If you’re gonna adapt your locality and all, you better know where you are in relation to how water drains into, through and beyond your community. This is your watershed. For some of us it’s a lot more recognizable than for others.

Thanks to WorldChanging I’ve been turned on to Inforain, a source of topgraphical watershed mapping for the Pacific Northwest. I was actually surprised a bit by how their map of my local watershed wrapped around the topography of the Marin Headlands.

Inforain of the Mt. Tamalpais watershed

One of the smartest things members of a local community can do is to learn about the environment that supports them. Sure, if you live in the midst of a city surrounded by built-up suburbs, it’s easy to forget that you have any relationship to an environment, at least to one recognizable as “natural.” I’m lucky (well, I pay for it) to live in a place where natural habitat has been fiercely preserved going back to the mid-1930’s. Marin County has kept as much of its land undeveloped – some as parkland, some as public open space, some as agricultural land trust, and 21,000 acres as the county’s watershed, managed by the Marin Municipal Water District.

The MMWD organized the first of what I hope will be at least an annual public symposium and I attended it today. It ran from 8:30AM to 4:30PM with breaks and a box lunch. The experts who presented represented a wide range of scientists and naturalists, speaking on topics from endangered local species to invasive species to wildfire danger and biological history. Here’s how the announcement of the event began, on the MMWD Web page:

To some, Mt. Tamalpais is simply a scenic backdrop to a busy modern life. To others, however, it is the ecological heart of a vast natural world in which we make our home. For those, an urgent question is, how healthy is that heart? Invasive plants, the constant risk of wildfire, and now climate change are threatening the health of Mt. Tamalpais at a faster pace than ever before.

As the single largest landholder on Mt. Tamalpais, the Marin Municipal Water District is charged with sustainably managing this natural resource while providing its customers with reliable, high-quality water. One of the key steps in meeting those responsibilities is the development of a new vegetation management plan for Mt. Tamalpais and other watershed lands. A careful examination of the current state of the mountain, and an examination of the threats facing it, is essential to the development of the new vegetation management plan and the purpose of a day-long symposium taking place next month.

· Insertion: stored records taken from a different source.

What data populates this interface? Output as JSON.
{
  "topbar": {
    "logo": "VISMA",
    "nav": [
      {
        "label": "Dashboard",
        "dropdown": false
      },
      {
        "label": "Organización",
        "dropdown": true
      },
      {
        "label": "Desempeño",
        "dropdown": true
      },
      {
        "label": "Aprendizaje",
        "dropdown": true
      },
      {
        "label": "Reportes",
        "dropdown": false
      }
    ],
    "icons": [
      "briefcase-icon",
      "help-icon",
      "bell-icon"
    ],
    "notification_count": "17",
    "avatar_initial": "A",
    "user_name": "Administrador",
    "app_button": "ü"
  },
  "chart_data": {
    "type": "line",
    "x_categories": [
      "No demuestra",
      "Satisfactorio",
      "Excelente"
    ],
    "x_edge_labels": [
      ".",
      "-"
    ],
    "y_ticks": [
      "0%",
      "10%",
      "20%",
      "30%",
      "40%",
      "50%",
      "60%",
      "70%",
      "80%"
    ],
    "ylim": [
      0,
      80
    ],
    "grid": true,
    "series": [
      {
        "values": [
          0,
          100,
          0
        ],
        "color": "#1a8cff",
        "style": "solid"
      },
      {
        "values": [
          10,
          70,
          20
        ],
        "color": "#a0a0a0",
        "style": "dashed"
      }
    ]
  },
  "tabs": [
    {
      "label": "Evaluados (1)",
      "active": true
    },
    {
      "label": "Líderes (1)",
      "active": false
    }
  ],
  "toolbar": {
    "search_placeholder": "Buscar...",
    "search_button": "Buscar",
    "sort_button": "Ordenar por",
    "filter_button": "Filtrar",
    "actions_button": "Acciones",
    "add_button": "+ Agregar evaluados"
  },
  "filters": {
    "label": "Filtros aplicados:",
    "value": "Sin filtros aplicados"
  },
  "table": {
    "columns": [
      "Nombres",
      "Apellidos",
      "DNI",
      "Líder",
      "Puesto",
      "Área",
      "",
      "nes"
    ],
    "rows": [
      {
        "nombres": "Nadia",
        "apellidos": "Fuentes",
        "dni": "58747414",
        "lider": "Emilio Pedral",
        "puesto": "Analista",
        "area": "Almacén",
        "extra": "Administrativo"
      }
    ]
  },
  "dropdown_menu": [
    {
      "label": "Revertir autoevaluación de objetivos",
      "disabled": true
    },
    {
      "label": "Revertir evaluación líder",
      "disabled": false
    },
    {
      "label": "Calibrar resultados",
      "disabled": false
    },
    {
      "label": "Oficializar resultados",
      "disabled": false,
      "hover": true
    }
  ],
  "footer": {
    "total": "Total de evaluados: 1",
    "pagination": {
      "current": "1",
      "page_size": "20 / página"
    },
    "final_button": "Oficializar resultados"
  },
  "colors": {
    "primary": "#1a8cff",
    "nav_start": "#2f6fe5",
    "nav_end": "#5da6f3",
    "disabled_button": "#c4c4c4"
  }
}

On Friday, April 11, natural resources specialists will come together to focus on the remarkable biological richness of Mt. Tamalpais and the challenges to MMWD as it strives to maintain the mountain’s ecological health.

For any location where there is treasured natural environment, closely tied to one’s living experience, such a gathering of experts brings the amazing perspective of people who look more deeply at that environment than you do. Or whose professions are to understand interdependencies that you’re not aware of. It’s true that for us, the water district is the heart of where we live. I’m sure many other places have such natural hearts that must be known and protected.

I’ll write more about the specific presentations in following posts.